GIVEN DATA »
····················

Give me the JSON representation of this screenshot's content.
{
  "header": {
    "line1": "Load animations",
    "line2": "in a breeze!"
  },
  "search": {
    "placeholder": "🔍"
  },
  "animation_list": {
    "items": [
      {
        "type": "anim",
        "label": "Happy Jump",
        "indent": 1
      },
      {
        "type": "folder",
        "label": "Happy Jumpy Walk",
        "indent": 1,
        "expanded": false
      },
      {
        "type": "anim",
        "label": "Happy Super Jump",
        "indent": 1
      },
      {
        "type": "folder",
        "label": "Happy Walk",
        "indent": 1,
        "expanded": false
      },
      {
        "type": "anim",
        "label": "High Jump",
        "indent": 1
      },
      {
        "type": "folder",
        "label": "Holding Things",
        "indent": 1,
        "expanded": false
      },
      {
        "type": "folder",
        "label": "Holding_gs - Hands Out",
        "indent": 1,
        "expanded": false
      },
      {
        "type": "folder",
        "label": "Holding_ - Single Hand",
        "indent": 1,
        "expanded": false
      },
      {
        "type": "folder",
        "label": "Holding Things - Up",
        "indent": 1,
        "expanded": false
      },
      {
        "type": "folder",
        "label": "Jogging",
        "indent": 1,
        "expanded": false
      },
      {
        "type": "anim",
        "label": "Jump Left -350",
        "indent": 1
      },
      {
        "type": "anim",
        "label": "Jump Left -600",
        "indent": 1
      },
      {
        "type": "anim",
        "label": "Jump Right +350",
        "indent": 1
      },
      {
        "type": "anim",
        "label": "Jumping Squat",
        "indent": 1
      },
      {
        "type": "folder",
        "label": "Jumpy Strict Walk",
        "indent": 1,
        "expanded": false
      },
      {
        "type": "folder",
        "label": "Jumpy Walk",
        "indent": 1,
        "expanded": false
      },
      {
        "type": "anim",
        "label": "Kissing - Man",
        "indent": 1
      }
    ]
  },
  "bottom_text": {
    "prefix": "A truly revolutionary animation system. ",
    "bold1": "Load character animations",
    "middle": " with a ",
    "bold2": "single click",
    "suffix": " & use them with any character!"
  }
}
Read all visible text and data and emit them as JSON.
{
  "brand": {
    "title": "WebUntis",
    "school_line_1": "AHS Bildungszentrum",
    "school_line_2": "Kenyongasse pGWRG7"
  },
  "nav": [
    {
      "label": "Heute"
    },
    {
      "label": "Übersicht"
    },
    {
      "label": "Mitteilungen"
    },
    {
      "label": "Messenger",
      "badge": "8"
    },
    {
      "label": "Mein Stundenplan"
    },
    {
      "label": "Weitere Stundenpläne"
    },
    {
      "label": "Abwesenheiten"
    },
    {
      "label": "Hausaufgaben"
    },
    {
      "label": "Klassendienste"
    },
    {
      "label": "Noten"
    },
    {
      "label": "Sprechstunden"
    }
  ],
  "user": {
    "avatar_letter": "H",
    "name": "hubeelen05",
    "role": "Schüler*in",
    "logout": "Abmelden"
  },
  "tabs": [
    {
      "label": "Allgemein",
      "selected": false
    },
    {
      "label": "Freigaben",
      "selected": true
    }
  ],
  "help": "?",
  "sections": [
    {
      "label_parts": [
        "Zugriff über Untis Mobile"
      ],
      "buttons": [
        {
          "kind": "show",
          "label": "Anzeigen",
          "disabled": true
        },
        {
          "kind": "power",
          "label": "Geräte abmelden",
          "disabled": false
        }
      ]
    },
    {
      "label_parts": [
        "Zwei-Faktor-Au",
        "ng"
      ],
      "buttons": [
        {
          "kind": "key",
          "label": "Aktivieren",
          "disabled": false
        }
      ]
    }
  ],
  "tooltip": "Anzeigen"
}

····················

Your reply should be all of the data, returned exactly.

EXERCISE OUTPUT »
Give me the JSON representation of this screenshot's content.
{
  "header": {
    "line1": "Load animations",
    "line2": "in a breeze!"
  },
  "search": {
    "placeholder": "🔍"
  },
  "animation_list": {
    "items": [
      {
        "type": "anim",
        "label": "Happy Jump",
        "indent": 1
      },
      {
        "type": "folder",
        "label": "Happy Jumpy Walk",
        "indent": 1,
        "expanded": false
      },
      {
        "type": "anim",
        "label": "Happy Super Jump",
        "indent": 1
      },
      {
        "type": "folder",
        "label": "Happy Walk",
        "indent": 1,
        "expanded": false
      },
      {
        "type": "anim",
        "label": "High Jump",
        "indent": 1
      },
      {
        "type": "folder",
        "label": "Holding Things",
        "indent": 1,
        "expanded": false
      },
      {
        "type": "folder",
        "label": "Holding_gs - Hands Out",
        "indent": 1,
        "expanded": false
      },
      {
        "type": "folder",
        "label": "Holding_ - Single Hand",
        "indent": 1,
        "expanded": false
      },
      {
        "type": "folder",
        "label": "Holding Things - Up",
        "indent": 1,
        "expanded": false
      },
      {
        "type": "folder",
        "label": "Jogging",
        "indent": 1,
        "expanded": false
      },
      {
        "type": "anim",
        "label": "Jump Left -350",
        "indent": 1
      },
      {
        "type": "anim",
        "label": "Jump Left -600",
        "indent": 1
      },
      {
        "type": "anim",
        "label": "Jump Right +350",
        "indent": 1
      },
      {
        "type": "anim",
        "label": "Jumping Squat",
        "indent": 1
      },
      {
        "type": "folder",
        "label": "Jumpy Strict Walk",
        "indent": 1,
        "expanded": false
      },
      {
        "type": "folder",
        "label": "Jumpy Walk",
        "indent": 1,
        "expanded": false
      },
      {
        "type": "anim",
        "label": "Kissing - Man",
        "indent": 1
      }
    ]
  },
  "bottom_text": {
    "prefix": "A truly revolutionary animation system. ",
    "bold1": "Load character animations",
    "middle": " with a ",
    "bold2": "single click",
    "suffix": " & use them with any character!"
  }
}
Read all visible text and data and emit them as JSON.
{
  "brand": {
    "title": "WebUntis",
    "school_line_1": "AHS Bildungszentrum",
    "school_line_2": "Kenyongasse pGWRG7"
  },
  "nav": [
    {
      "label": "Heute"
    },
    {
      "label": "Übersicht"
    },
    {
      "label": "Mitteilungen"
    },
    {
      "label": "Messenger",
      "badge": "8"
    },
    {
      "label": "Mein Stundenplan"
    },
    {
      "label": "Weitere Stundenpläne"
    },
    {
      "label": "Abwesenheiten"
    },
    {
      "label": "Hausaufgaben"
    },
    {
      "label": "Klassendienste"
    },
    {
      "label": "Noten"
    },
    {
      "label": "Sprechstunden"
    }
  ],
  "user": {
    "avatar_letter": "H",
    "name": "hubeelen05",
    "role": "Schüler*in",
    "logout": "Abmelden"
  },
  "tabs": [
    {
      "label": "Allgemein",
      "selected": false
    },
    {
      "label": "Freigaben",
      "selected": true
    }
  ],
  "help": "?",
  "sections": [
    {
      "label_parts": [
        "Zugriff über Untis Mobile"
      ],
      "buttons": [
        {
          "kind": "show",
          "label": "Anzeigen",
          "disabled": true
        },
        {
          "kind": "power",
          "label": "Geräte abmelden",
          "disabled": false
        }
      ]
    },
    {
      "label_parts": [
        "Zwei-Faktor-Au",
        "ng"
      ],
      "buttons": [
        {
          "kind": "key",
          "label": "Aktivieren",
          "disabled": false
        }
      ]
    }
  ],
  "tooltip": "Anzeigen"
}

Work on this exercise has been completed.